#### ABOUT THIS EXERCISE
Reproduce each line from the records that holds "icon".

---

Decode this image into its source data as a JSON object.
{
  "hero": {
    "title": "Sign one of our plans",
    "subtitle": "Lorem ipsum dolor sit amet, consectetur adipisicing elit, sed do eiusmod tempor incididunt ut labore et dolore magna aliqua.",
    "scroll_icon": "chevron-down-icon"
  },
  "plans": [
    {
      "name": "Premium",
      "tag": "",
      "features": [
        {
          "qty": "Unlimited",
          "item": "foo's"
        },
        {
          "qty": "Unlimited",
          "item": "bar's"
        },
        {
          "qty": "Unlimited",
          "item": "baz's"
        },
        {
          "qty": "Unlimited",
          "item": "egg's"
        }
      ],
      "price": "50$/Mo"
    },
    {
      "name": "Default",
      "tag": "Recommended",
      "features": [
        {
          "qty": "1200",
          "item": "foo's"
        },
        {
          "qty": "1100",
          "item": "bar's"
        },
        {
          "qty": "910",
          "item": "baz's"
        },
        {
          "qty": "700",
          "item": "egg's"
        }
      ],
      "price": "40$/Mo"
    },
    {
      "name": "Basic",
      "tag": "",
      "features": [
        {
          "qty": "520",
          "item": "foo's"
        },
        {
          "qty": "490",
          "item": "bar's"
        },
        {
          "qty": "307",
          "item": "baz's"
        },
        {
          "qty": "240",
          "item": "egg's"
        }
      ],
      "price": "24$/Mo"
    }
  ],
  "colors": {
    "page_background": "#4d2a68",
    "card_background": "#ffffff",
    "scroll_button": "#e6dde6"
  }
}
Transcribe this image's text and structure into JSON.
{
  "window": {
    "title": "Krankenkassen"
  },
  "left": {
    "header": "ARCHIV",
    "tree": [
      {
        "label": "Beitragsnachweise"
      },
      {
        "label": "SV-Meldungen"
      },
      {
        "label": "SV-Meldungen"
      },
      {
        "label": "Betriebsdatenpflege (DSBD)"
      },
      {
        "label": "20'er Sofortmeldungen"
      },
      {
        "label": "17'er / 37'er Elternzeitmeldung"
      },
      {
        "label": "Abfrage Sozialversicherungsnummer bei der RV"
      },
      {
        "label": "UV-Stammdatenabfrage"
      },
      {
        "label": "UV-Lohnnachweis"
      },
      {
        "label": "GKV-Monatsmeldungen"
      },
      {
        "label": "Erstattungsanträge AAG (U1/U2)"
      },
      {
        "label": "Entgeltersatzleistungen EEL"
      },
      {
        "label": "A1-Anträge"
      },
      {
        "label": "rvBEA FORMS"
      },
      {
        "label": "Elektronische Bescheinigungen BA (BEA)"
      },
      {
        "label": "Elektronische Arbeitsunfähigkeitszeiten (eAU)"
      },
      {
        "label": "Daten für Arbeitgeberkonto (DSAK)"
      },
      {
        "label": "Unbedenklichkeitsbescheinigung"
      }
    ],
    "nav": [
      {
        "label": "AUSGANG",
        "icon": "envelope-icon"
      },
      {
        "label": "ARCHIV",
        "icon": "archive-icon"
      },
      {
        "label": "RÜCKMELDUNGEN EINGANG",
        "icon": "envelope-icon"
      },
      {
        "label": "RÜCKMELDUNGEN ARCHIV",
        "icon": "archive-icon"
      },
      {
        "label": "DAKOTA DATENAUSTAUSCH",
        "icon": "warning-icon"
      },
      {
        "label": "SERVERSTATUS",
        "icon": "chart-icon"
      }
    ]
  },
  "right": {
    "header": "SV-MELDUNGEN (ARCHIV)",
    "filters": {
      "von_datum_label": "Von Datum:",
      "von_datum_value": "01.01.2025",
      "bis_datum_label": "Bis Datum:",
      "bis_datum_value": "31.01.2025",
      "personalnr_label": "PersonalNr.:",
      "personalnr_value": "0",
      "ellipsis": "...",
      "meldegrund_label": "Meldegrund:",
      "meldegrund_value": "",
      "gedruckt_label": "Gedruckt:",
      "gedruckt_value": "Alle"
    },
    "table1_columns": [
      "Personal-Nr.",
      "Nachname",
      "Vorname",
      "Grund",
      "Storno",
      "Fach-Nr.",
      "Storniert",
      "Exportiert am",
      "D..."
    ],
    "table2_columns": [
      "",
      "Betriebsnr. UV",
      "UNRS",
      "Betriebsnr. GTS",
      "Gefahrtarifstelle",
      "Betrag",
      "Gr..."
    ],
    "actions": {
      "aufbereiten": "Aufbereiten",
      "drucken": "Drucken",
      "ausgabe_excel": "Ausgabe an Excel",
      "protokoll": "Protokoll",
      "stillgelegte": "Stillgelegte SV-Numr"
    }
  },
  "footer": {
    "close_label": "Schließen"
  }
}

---

#### TASK RESPONSE
    "scroll_icon": "chevron-down-icon"
        "icon": "envelope-icon"
        "icon": "archive-icon"
        "icon": "envelope-icon"
        "icon": "archive-icon"
        "icon": "warning-icon"
        "icon": "chart-icon"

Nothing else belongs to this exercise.